I decided then to do some wrangling and get the data in shape to be plotted using geom_line. Specifically I wanted to truly summarize by month (not rely on a 30 day shorthand). So I needed to group the data by year, month, and primary type, summarize the counts, and then construct a new date variable indicating the aggregate month and year.
Copilot was moderately helpful here. To be honest, I knew what I needed to do and I just started typing. I kinda didn’t give Copilot much of a chance to chime in. Here’s what this chunk of code looked like.
# Prepare data for plotting df <- df |> mutate(month=month(date), year=year(date)) |> group_by(year, month, primary_type) |> summarise(crime_count=n()) |> mutate(date=as.Date(paste(year, month, "01", sep="-"))) |> ungroup()
Finally, with my data ready, I could create the plot I wanted. I was curious what it would do with a less well known package so I imported `gghighlight` and went to work. Here’s what Copilot suggested:
df |> ggplot(aes(x=date, y=crime_count)) + geom_line(aes(color=primary_type)) + scale_x_date(date_breaks = "1 month", date_labels = "%b %Y") + theme(axis.text.x = element_text(angle = 90, hjust = 1)) + gghighlight(max(crime_count) > 1000)
It guessed—correctly—that I wanted to use geom_line and that I wanted to use
gghighlight. It didn’t get my intentions exactly right on
gghighlight, but why would it. Here’s my final edits and the resulting graph. Drug crimes have basically bottomed out after a (slower) two decade decline.
df |> ggplot(aes(x=date, y=crime_count)) + geom_line(aes(color=primary_type)) + scale_x_date(date_breaks = "2 year", date_labels = "%Y") + gghighlight(primary_type == “NARCOTICS")
Copilot isn’t perfect. But, wow. I’m impressed by it. More often than not, it knows exactly (or really closely) my intent and is able to give me some really useful starter code. I could easily see this becoming as indispensable to my coding as color coded syntax?
A few months back I gave an internal talk where I made some predictions for the future of analysis/data science. One of those was predictions was that my entire team would all be using something like Github Copilot before the end of the year. Having seen Copilot in action in RStudio, I’m more sure of this prediction than ever.

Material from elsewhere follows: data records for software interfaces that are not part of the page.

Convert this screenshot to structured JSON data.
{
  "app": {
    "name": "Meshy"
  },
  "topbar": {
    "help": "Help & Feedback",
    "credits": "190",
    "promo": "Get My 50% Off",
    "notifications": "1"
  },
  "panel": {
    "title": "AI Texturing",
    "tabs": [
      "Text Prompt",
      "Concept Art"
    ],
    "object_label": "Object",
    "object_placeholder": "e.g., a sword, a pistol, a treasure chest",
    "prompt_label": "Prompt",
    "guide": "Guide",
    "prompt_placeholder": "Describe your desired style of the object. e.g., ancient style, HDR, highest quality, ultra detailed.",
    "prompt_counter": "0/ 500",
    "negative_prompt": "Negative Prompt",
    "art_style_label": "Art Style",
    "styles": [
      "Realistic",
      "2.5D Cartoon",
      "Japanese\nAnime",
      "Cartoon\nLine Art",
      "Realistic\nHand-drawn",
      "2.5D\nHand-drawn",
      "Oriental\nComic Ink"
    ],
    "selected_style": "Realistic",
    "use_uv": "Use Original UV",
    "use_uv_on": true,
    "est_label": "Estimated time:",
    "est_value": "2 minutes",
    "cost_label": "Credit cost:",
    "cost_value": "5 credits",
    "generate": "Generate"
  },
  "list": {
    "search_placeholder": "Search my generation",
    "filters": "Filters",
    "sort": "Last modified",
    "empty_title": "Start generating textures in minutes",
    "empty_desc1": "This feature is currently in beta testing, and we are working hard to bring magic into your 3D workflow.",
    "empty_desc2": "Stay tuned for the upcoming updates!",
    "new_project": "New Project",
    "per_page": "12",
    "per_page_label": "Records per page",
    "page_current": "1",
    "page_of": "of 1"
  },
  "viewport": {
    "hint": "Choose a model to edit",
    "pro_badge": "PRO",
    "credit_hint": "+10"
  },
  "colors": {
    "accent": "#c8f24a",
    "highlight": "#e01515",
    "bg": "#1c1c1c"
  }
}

There’s no real reason to look at it, but I posted the entire file of code generated above to Github. I needed to add a simple readme, so I created a blank text file, added “# Copilot RStudio Experiment” and it autofilled the following.
This is a simple experiment to test the capabilities of GitHub Copilot. The goal is to create a simple R script that will read in a CSV file, perform some basic data cleaning, and then create a plot.
- This assumes you’re already signed up for Copilot and logged into Github. ↩︎